Some ISPs will give you a Wi-Fi router when you sign up for broadband service while other companies require you to rent or buy one.


Internet service providers put together packages that include not only internet delivery, but also cable and telephone services. Most of the time, signing up for a bundled plan is less expensive than purchasing each service a la carte or you can get a higher tier of service for less money provided you also buy certain other services. 

Bundles are convenient (one bill) and a good deal if you watch a lot of TV - especially sports - and still use your landline. But most ISPs do have internet-only plans even if they don't advertise them, and there's no reason to pay for television you won't watch or a landline you won't use.

Data Caps

Some internet providers for your address will put limits on the amount of data you can use each month. That amount will depend not only on the ISP but also on your location and the plan you choose. Some regions are lucky enough to have unlimited access, but even many so-called unlimited plans will have some form of cap in the fine print. 

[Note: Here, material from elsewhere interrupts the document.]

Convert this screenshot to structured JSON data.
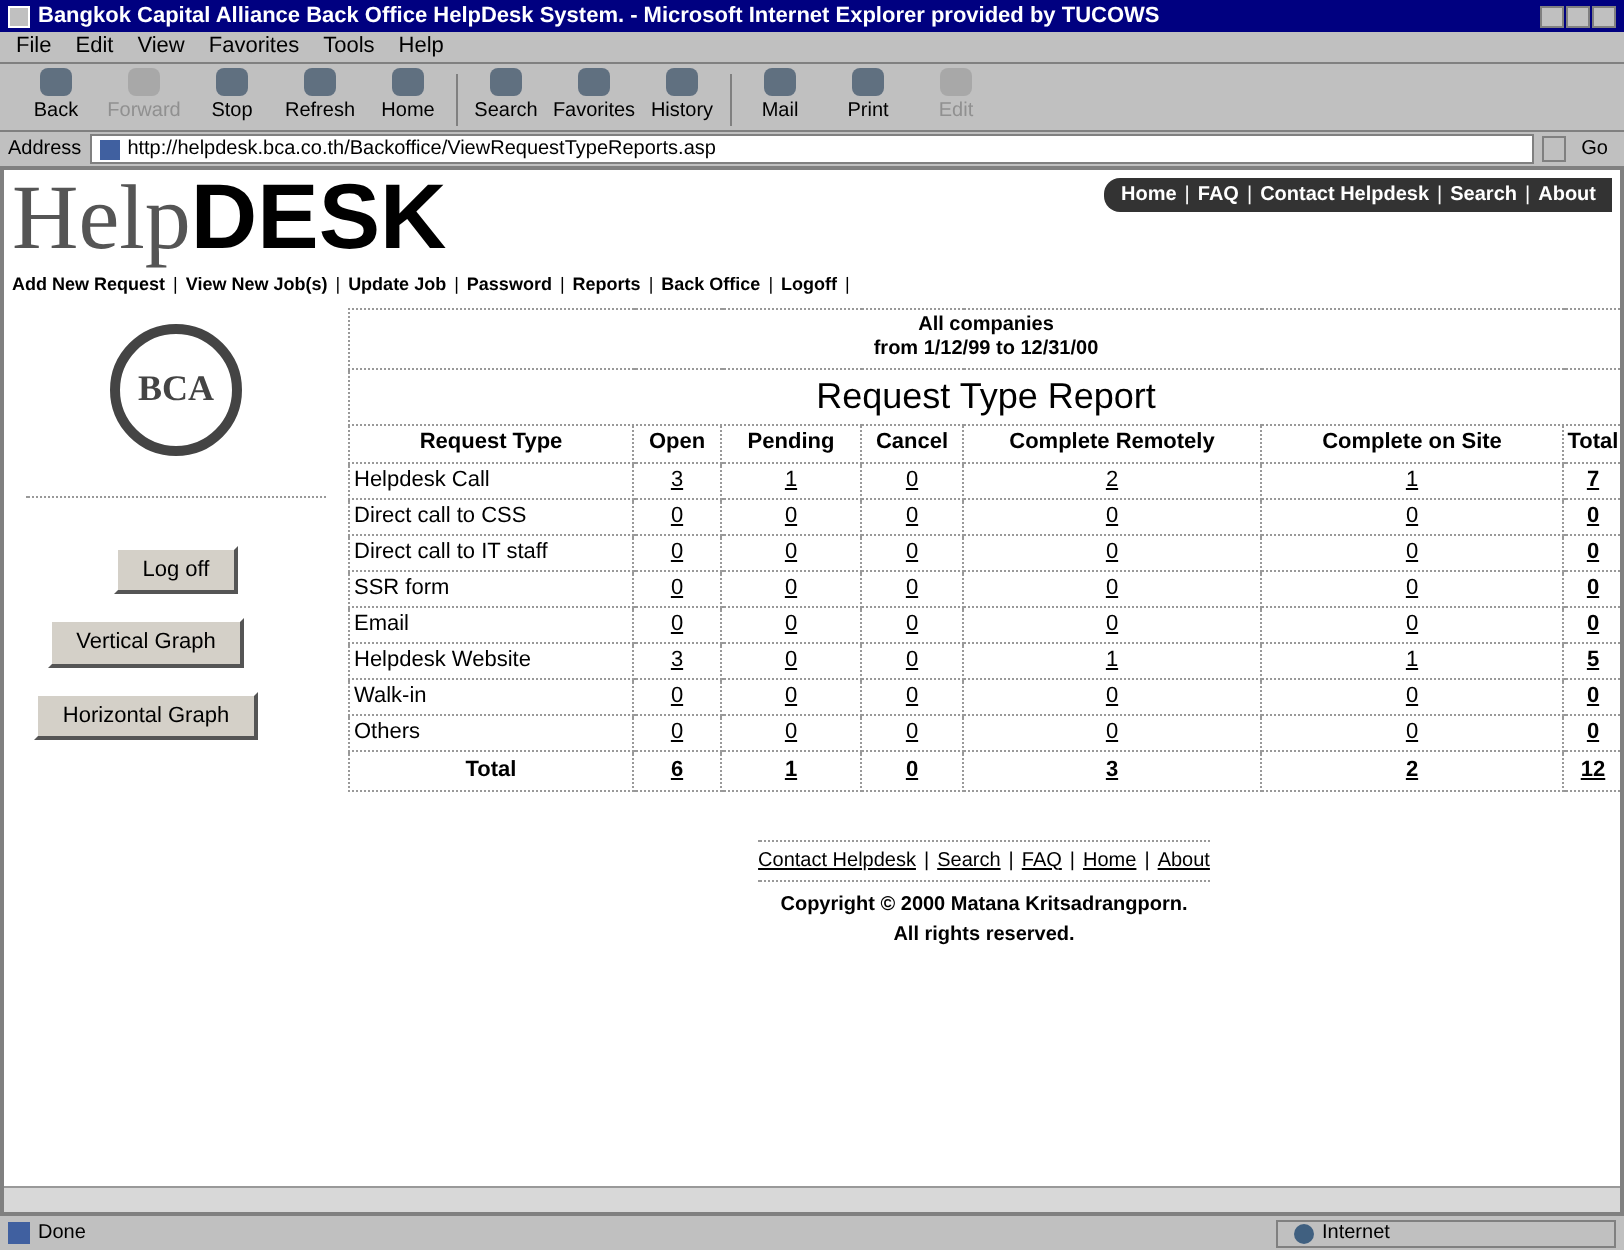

Going over your data cap typically means paying extra, whether that's in the form of a one-time fee or an overage charge you pay to continue using the internet. In other cases, your ISP will simply slow down your broadband connection until the end of the month.

Final Thoughts

Now that you know the most common terms you'll encounter when you search for 'internet providers for my address,' you are ready to start comparing and contrasting the ISPs in your neighborhood. And the first step? Will be finding internet providers near you.


What are budget wireless providers?

Providers like Cricket and Boost rent tower space from the larger providers, then turn around and offer less expensive plans that typically have more limited services and features. However, if your mobile phone needs aren’t robust, it might be a good way to save some money.

Can you find free internet service?

You’re probably not going to find absolutely free internet service unless it comes at a very slow speed and is loaded with advertising. Almost every legitimate internet provider participates in one or more programs that offer low income discounts for households that don’t have internet service.

Can you trust internet service provider reviews?

Forbes magazine has concluded that as much as about 33% of online reviews of all types are fraudulent and not a true reflection of a customer’s experience. So, you should probably throw out about one in every three reviews you read. How to pick the one to throw out? Forbes didn’t offer any advice in that area.

Why isn’t fiber available where I live?

ISPs are having to build an entirely new infrastructure to carry fiber internet on a national basis. The design and function are different from the copper-based lines that carry DSL and cable service and require them to dig new holes and bury new cables. This takes time. Some estimates claim the US will be 50% covered by 2025.

What is Starlink internet service?

Starlink is a next generation type of satellite internet that differs by sending thousands of satellites into low earth orbit. Owned by Tesla CEO, Elon Musk, Starlink intends to provide faster speeds to remote areas than traditional satellite internet has been able to achieve.